Whole House Audio...Like a BOSS!
It's Springtime. The grass is getting its first feeding, you are probably planning the planting of new bulbs in the garden, the birds are out and you are looking forward to the summer months ahead. Ahhh, you can smell the sweet scent of hickory chips, corn on the cob and briskets already.
It is no mystery that this time brings out all the big projects in you but among the most daunting to some is planning (Nevermind executing) your outdoor audio project. Let's face it: It's big a game changer. Silent lulls become filled with pleasant audio from your music library. It lightens moods throughout your home and you don't even need to hire a DJ. Simply pick your favorite playlist that fits and press "Play".
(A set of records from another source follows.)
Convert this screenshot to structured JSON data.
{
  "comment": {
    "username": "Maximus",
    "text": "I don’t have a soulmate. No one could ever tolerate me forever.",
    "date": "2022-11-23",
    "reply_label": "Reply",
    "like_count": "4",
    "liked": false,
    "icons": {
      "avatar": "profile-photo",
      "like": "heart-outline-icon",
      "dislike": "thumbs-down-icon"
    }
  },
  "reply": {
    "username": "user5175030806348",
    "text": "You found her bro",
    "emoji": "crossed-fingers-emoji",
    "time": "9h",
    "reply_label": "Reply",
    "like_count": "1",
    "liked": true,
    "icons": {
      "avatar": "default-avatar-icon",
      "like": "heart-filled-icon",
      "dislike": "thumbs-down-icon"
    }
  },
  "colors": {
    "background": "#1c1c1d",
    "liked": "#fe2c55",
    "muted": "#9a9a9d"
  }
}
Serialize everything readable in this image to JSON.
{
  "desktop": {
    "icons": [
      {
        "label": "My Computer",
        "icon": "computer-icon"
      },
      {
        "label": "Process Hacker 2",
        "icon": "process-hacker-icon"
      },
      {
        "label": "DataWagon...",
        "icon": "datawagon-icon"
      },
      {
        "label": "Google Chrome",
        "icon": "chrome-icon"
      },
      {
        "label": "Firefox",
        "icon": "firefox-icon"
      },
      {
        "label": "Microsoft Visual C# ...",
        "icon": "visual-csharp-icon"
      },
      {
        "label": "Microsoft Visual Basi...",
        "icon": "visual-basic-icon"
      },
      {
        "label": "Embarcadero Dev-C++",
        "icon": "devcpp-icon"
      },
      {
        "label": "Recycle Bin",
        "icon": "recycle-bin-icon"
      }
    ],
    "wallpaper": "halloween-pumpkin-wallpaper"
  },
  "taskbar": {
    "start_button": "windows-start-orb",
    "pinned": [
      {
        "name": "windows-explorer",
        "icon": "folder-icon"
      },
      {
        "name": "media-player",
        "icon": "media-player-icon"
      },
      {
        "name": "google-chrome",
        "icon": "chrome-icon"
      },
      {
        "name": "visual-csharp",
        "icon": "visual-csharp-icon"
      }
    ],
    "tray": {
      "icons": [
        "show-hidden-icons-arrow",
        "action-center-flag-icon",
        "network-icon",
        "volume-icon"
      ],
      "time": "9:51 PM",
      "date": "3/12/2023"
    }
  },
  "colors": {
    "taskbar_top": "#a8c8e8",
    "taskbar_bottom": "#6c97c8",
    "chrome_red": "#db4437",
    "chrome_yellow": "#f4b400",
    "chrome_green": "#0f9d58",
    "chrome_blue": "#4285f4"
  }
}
The issue home and business owners struggle with whole house audio, commercial audio and outdoor applications is that no system is made alike. All yards are different, all layouts are different. Judge too small and you will barely make a dent in the needs of your home. Judge too big and you may likely find yourself with angry neighbors (and an angry wife).
Things to Consider:
Whether you are considering adding audio to your home to the first time or you are trying to bring the comforts of your music to the outdoors, there are multiple considerations that one has to take in before such projects can take place. Aside from the obvious concerns of volume, positioning, style, and type of audio system you may consider, but there are multiple saftey, code, and performance considerations you need to account for as well. Afterall, trenching speaker wire in your yard may sound simple but not if you do it incorrectly and find yourself redoing it the following year or worse, hit something buried that you didn't intend on being there.
Before any outdoor project can be performed, my first tip is call the utility companies to mark off their locations prior to digging...EVER. This is not just for your saftey and the saftey of your neighbors, but it's also the law! Many utility companies perform this service free of charge and for those who reside in the Northeast/New England area, all you have to do is dial 811 or contact Digsafe. They are a not for profit agency that will contact the utility companies for you so you don't have to fuss with the phone calls. It's simple, it's safe and it's free. The utility companies will then mark any areas that you need to steer clear of so you do not chance hitting any buried utilities below. This service has no limit of usage either so if you did use them in the past, you can use them as many times as needed in the future. Rule #1: Being safe is never having to say "I'm sorry".
70 Volt Systems vs Impedance
Aside from what type of speakers they should use, many clients of mine are often left in the dark with what system of amplification they should go with. Many may not even aware that there is more than one they saw at a Best Buy. While there are many forms of amplification methods out there, we will focus on the two most popular; 70 Volt and Impedance.
Both systems have their advantages and shortfalls. When designing your system, it is important to consider how each type of system performs over the other. For instance: If you, my client was just looking to add 2 speakers to a small area of your yard and wanted supurb quality, I am not going to reccomend a 70 Volt System as they do not perform well for the dollar in samll applications and do not offer near the sound performance as impedance based systems. Here is a basic list of what both offer and applications.
Size – best suited for large systems
Design – fast, easy system design
Wiring – longer runs over smaller gauge wire
Scalability – easily add speakers later
Volume – individual tap settings at each speaker
Tuning – amplifier DSP to fine tune performance
Mono Audio -stereo sound isn’t consistent in large areas without twice the number of speakers and amplifiers.
Size – best suited for smaller systems (fewer than 6 speakers)
Cost – ability to use existing amplifier vs. dedicated 70V amplifier
Flexibility – can use Powered Zone2 output from an A/V receiver
Performance – speakers can handle more power, which is ideal when using a few speakers at high volume
Stereo sound - better sound quality in small listening areas.
Please note: This list has flexability and is a general discription of differences. There are variables that do come up in a number of applications that I run into, but for the most part, this should give you the general idea.
Seek the Advise of a Pro:
It may sound cliche, we know but just as you would seek the advise of a medical expert when you run into an unknown condition, you should do the same with any application that is unfamiliar territory.
No one is an expert on everything, no one expects this and as a professional in the field, I can saftely say that I love questions and answering them. It's kinda what we enjoy doing in our job and you maybe surprised on how much you may find out. Maybe you will discover what that annoying hum is coming from your speakers. Maybe you'll discover that you wired the speakers incorrectly. Or maybe you found out it is about time you have a professional take a look at the problem for you. You are never going to come to an answer if you do not ask the questions and in the end every service pros job first is support.
I have first hand seen ideas and great visions come to life just by a simple question from a vast number of my clients. Together with the advise of a professional, the right gear and the right approach, they are now enjoying the spoils of thier springtime efforts from years past and so can you. Beleive me: Victory never sounded so good!